“You can see [Junior] crying when he sees his father and how he’s basically disfigured by cancer,” said Stratton. “But even with cancer, his father is making jokes about it. He’s talking about how he had half of his face removed, how he had some muscle taken off and put on his face. He’s like, ‘Yeah, I told your mother I don’t even have tits anymore.’”
Still, Stratton noted Junior was “brave” for coming forward and asking his father “for closure,” an alleged code word for leaving the mob.
“His father wasn’t happy,” said Stratton. “But what’s interesting is you really see the father change… He said, ‘John, if this is what you want to do, you’re your own man. But they will never leave you alone. The government will never accept it. You think they’re going to stop if you plead guilty? They’ll just bring another case. And another case.’
“And when his father died, Junior said, ‘I could still hear my father’s words ringing in my ear. ‘John, they’re never going to leave you alone.’ And Junior went to trial four times after that. His father foretold Junior’s future.”
Junior, who idolized his celebrity father from the time he was a child, was raised to follow in the dominating patriarch’s footsteps. But in the documentary, Junior admitted he didn’t want to suffer from a similar fate and instead, yearned to be a hands-on parent to his own children.
“Why did he want to leave? I think it becomes obvious,” said Stratton. “The life his father chose was not for him. He didn’t really like it. Didn’t want it. Didn’t want to be a part of it. He was drawn into it because of who his dad was. He wanted to go into the military and be a different kind of person.

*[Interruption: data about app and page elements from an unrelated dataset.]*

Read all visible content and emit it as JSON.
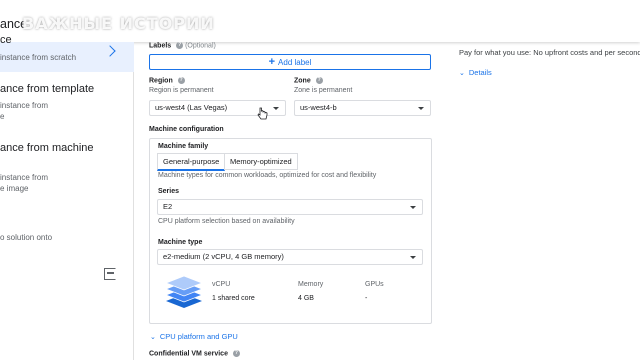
{
  "header": {
    "title": "ance",
    "watermark": "ВАЖНЫЕ ИСТОРИИ"
  },
  "sidebar": {
    "options": [
      {
        "title": "ce",
        "desc": " instance from scratch"
      },
      {
        "title": "ance from template",
        "desc": "instance from",
        "desc2": "e"
      },
      {
        "title": "ance from machine",
        "desc": " instance from",
        "desc2": "e image"
      },
      {
        "title": "",
        "desc": "o solution onto"
      }
    ]
  },
  "labels_section": {
    "label": "Labels",
    "optional": "(Optional)",
    "add_label": "Add label"
  },
  "region": {
    "label": "Region",
    "hint": "Region is permanent",
    "value": "us-west4 (Las Vegas)"
  },
  "zone": {
    "label": "Zone",
    "hint": "Zone is permanent",
    "value": "us-west4-b"
  },
  "machine_config": {
    "title": "Machine configuration",
    "family_label": "Machine family",
    "tabs": [
      "General-purpose",
      "Memory-optimized"
    ],
    "family_desc": "Machine types for common workloads, optimized for cost and flexibility",
    "series_label": "Series",
    "series_value": "E2",
    "series_desc": "CPU platform selection based on availability",
    "type_label": "Machine type",
    "type_value": "e2-medium (2 vCPU, 4 GB memory)",
    "specs": {
      "headers": [
        "vCPU",
        "Memory",
        "GPUs"
      ],
      "values": [
        "1 shared core",
        "4 GB",
        "-"
      ]
    }
  },
  "cpu_platform_link": "CPU platform and GPU",
  "confidential_label": "Confidential VM service",
  "right_panel": {
    "pricing_text": "Pay for what you use: No upfront costs and per second",
    "details_link": "Details"
  },
  "colors": {
    "accent": "#1a73e8",
    "selected_bg": "#e8f0fe"
  }
}
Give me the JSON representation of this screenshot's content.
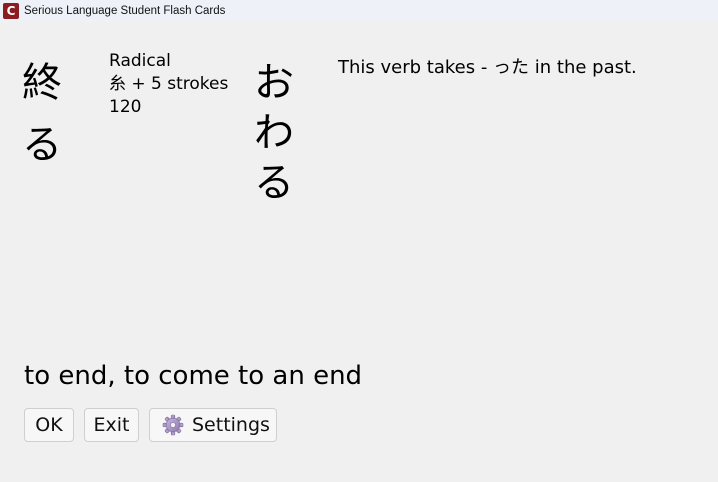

"But he got captured by the life. Spending time with his father, hanging out at a the social club every day, meeting all these guys, and his father was a huge celebrity. He said his father was an easy person to idolize. That drew him into it. But when his father went to prison, I don’t think there was anything left that [Junior] wanted.”
Gotti was ultimately convicted in 1992 for murder and racketeering. But Stratton said Junior had an epiphany when he attended a family gathering.
“He remembers going to an event and seeing all the women,” said Stratton. “All the men were either dead or in prison… He looked around and felt that if he led the life Gotti had, there was going to be a lot of pain. He didn’t want that. He wanted to be a dad to his kids. He wanted to be a very involved father. He wanted to be an uncle to his nephews and nieces.”
Stratton noted Junior could have easily waited for his terminally ill father to pass away and officially leave the mafia world behind. However, Junior didn’t want to disappoint his father to the very end.
“I think that really proves the kind of man Junior is,” said Stratton. “All he had to do was wait until his father died. He could have said, ‘I’m not going to fight against everything he stands for.’… He was very nervous and tense about asking permission from his father… And to say to his father, who was dying of throat cancer in prison, ‘Dad this is your life, but this is not my life. I want out.’ That struck me as being very brave.”
Some of the FBI agents interviewed for the documentary still believe Junior never left the mob. Some even claimed that both father and son must have acted out the dramatic scene for the courtroom. But Stratton insisted Junior was telling the truth.
“Some believe the only way you quit is to become an informant,” said Stratton. “But Junior doesn’t think so. He chose to leave that life… And based on what we know, he left. We can’t find any involvement in any criminal activity… He chose his blood family over the mafia family."
"Gotti: Father and Son" premieres Saturday, June 9 at 10 p.m. on A&E.